Team Room: We’re re-posting this article and video from for your convenience. Please take a moment to read and honor the actions of SSG Pitts and the memories of his brothers who could not make it home: Specialist Sergio Abad, Corporal Jonathan Ayers, Corporal Jason Bogar, 1st Lieutenant Jonathan Brostrom, Sergeant Israel Garcia, Corporal Jason Hovater, Corporal Matthew Phillips, Corporal Pruitt Rainey, and Corporal Gunnar Zwilling.

At a ceremony at the White House this afternoon, President Obama presented the Medal of Honor to Staff Sergeant Ryan M. Pitts for his unwavering courage in one of the fiercest battles of the Afghanistan war.

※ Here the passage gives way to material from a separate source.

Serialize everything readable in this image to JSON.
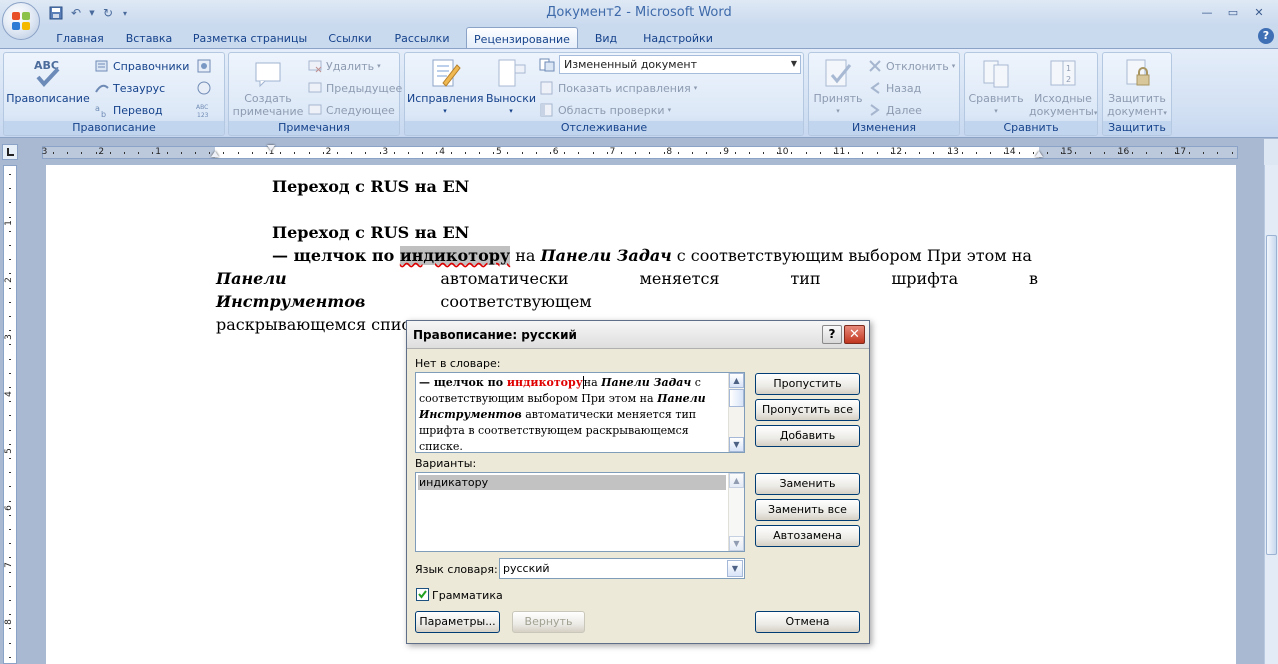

In the summer of 2008, when our forces in Afghanistan were stretched thin across isolated outposts, Ryan was serving alongside 48 American soldiers charged with using little resources to defend a post with significant vulnerabilities. Mountains stood sky-high on every side of the village of Wanat, diverting aerial surveillance and delaying the heavy equipment they needed for their defense.

In the pre-dawn darkness of one fateful July morning, while manning this small, unfinished base, Ryan and his fellow soldiers were attacked by 200 assailants who were determined to take their post. “Those 200 insurgents were firing from ridges and from the village and from trees,” President Obama said. “Down at the base, a vehicle exploded—scattering its missiles, back at our soldiers. It was, said a soldier, ‘hell on earth.’”

Pounded by the relentless attack, every soldier was wounded almost instantaneously. Bleeding from the arm and both his legs, Ryan, at 22 years old, was the last man standing between the insurgents and his base. In his remarks, President Obama described how Ryan’s heroic acts helped not only prevent the fall of his post but save lives of his fellow soldiers:

As the insurgents moved in, Ryan picked up a grenade, pulled the pin, and held that live grenade—for a moment, then another, then another—finally hurling it so they couldn’t throw it back. Then he did it again. And again. Unable to stand, Ryan pulled himself up on his knees and manned a machine gun. Soldiers from the base below made a daring run—dodging bullets and explosions—and joined the defense. But now the enemy was inside the post—so close they were throwing rocks at the Americans; so close they came right up to the sandbags. Eight American soldiers had now fallen. And Ryan Pitts was the only living soldier at that post.

Soon, the enemy was so close Ryan could hear their voices. He whispered into the radio—he was the only one left and was running out of ammo. “I was going to die,” he remembers, “and made my peace with it.” The he prepared to make a last stand. Bleeding, barely conscious, Ryan threw his last grenades. He grabbed a grenade launcher and fired—nearly straight up, so the grenades came back down on the enemy just yards away. One insurgent was now right on top of the post, shooting down—until another team of Americans showed up and drove him back. As one of his teammates said, had it not been for Ryan Pitts, that post “almost certainly would have been overrun.”